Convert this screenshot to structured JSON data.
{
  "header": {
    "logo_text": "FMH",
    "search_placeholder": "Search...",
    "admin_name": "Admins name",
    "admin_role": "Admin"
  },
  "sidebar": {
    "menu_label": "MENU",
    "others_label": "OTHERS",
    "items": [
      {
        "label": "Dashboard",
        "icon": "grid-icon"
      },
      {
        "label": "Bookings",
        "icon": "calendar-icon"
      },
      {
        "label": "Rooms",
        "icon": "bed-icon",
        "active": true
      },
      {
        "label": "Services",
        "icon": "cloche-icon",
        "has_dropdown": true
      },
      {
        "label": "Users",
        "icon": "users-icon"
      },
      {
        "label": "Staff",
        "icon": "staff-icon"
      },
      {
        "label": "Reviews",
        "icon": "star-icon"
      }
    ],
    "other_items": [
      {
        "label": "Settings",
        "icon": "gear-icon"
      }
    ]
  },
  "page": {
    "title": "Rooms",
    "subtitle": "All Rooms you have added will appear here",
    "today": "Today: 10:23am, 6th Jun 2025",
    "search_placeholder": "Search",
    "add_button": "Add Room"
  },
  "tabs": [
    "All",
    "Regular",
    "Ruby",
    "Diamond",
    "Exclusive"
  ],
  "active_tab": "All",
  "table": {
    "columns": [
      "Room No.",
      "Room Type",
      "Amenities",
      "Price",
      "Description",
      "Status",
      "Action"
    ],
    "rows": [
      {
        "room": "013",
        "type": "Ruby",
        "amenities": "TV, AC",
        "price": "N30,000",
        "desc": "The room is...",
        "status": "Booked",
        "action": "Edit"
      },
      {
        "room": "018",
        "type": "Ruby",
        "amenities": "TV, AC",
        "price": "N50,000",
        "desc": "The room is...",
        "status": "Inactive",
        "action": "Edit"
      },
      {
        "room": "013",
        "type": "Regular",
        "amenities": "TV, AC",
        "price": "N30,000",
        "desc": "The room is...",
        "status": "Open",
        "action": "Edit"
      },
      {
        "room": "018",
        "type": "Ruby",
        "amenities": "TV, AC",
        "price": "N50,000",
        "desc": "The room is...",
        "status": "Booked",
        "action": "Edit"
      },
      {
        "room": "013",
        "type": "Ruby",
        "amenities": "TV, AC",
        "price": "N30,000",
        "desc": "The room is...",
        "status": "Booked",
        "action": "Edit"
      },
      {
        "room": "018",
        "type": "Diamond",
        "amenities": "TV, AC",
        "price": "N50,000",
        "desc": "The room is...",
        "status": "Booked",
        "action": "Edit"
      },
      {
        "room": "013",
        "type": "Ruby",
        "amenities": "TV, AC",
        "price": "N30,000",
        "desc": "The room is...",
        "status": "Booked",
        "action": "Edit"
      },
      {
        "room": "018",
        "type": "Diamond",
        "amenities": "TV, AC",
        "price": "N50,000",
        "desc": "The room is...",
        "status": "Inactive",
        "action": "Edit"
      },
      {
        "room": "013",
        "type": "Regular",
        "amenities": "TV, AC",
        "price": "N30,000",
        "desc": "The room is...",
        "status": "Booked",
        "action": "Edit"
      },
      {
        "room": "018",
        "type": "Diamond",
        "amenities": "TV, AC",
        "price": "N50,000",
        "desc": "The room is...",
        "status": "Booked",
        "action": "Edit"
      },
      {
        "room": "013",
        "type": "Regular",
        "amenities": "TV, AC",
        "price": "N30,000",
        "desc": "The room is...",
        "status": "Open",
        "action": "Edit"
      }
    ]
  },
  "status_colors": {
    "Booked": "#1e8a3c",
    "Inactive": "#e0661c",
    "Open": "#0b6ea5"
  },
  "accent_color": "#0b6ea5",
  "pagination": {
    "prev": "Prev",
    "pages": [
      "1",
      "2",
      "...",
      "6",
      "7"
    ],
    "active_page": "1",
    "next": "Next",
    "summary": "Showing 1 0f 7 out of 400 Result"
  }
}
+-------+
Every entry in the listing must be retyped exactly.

Convert this screenshot to structured JSON data.
{
  "header": {
    "logo_text": "FMH",
    "search_placeholder": "Search...",
    "admin_name": "Admins name",
    "admin_role": "Admin"
  },
  "sidebar": {
    "menu_label": "MENU",
    "others_label": "OTHERS",
    "items": [
      {
        "label": "Dashboard",
        "icon": "grid-icon"
      },
      {
        "label": "Bookings",
        "icon": "calendar-icon"
      },
      {
        "label": "Rooms",
        "icon": "bed-icon",
        "active": true
      },
      {
        "label": "Services",
        "icon": "cloche-icon",
        "has_dropdown": true
      },
      {
        "label": "Users",
        "icon": "users-icon"
      },
      {
        "label": "Staff",
        "icon": "staff-icon"
      },
      {
        "label": "Reviews",
        "icon": "star-icon"
      }
    ],
    "other_items": [
      {
        "label": "Settings",
        "icon": "gear-icon"
      }
    ]
  },
  "page": {
    "title": "Rooms",
    "subtitle": "All Rooms you have added will appear here",
    "today": "Today: 10:23am, 6th Jun 2025",
    "search_placeholder": "Search",
    "add_button": "Add Room"
  },
  "tabs": [
    "All",
    "Regular",
    "Ruby",
    "Diamond",
    "Exclusive"
  ],
  "active_tab": "All",
  "table": {
    "columns": [
      "Room No.",
      "Room Type",
      "Amenities",
      "Price",
      "Description",
      "Status",
      "Action"
    ],
    "rows": [
      {
        "room": "013",
        "type": "Ruby",
        "amenities": "TV, AC",
        "price": "N30,000",
        "desc": "The room is...",
        "status": "Booked",
        "action": "Edit"
      },
      {
        "room": "018",
        "type": "Ruby",
        "amenities": "TV, AC",
        "price": "N50,000",
        "desc": "The room is...",
        "status": "Inactive",
        "action": "Edit"
      },
      {
        "room": "013",
        "type": "Regular",
        "amenities": "TV, AC",
        "price": "N30,000",
        "desc": "The room is...",
        "status": "Open",
        "action": "Edit"
      },
      {
        "room": "018",
        "type": "Ruby",
        "amenities": "TV, AC",
        "price": "N50,000",
        "desc": "The room is...",
        "status": "Booked",
        "action": "Edit"
      },
      {
        "room": "013",
        "type": "Ruby",
        "amenities": "TV, AC",
        "price": "N30,000",
        "desc": "The room is...",
        "status": "Booked",
        "action": "Edit"
      },
      {
        "room": "018",
        "type": "Diamond",
        "amenities": "TV, AC",
        "price": "N50,000",
        "desc": "The room is...",
        "status": "Booked",
        "action": "Edit"
      },
      {
        "room": "013",
        "type": "Ruby",
        "amenities": "TV, AC",
        "price": "N30,000",
        "desc": "The room is...",
        "status": "Booked",
        "action": "Edit"
      },
      {
        "room": "018",
        "type": "Diamond",
        "amenities": "TV, AC",
        "price": "N50,000",
        "desc": "The room is...",
        "status": "Inactive",
        "action": "Edit"
      },
      {
        "room": "013",
        "type": "Regular",
        "amenities": "TV, AC",
        "price": "N30,000",
        "desc": "The room is...",
        "status": "Booked",
        "action": "Edit"
      },
      {
        "room": "018",
        "type": "Diamond",
        "amenities": "TV, AC",
        "price": "N50,000",
        "desc": "The room is...",
        "status": "Booked",
        "action": "Edit"
      },
      {
        "room": "013",
        "type": "Regular",
        "amenities": "TV, AC",
        "price": "N30,000",
        "desc": "The room is...",
        "status": "Open",
        "action": "Edit"
      }
    ]
  },
  "status_colors": {
    "Booked": "#1e8a3c",
    "Inactive": "#e0661c",
    "Open": "#0b6ea5"
  },
  "accent_color": "#0b6ea5",
  "pagination": {
    "prev": "Prev",
    "pages": [
      "1",
      "2",
      "...",
      "6",
      "7"
    ],
    "active_page": "1",
    "next": "Next",
    "summary": "Showing 1 0f 7 out of 400 Result"
  }
}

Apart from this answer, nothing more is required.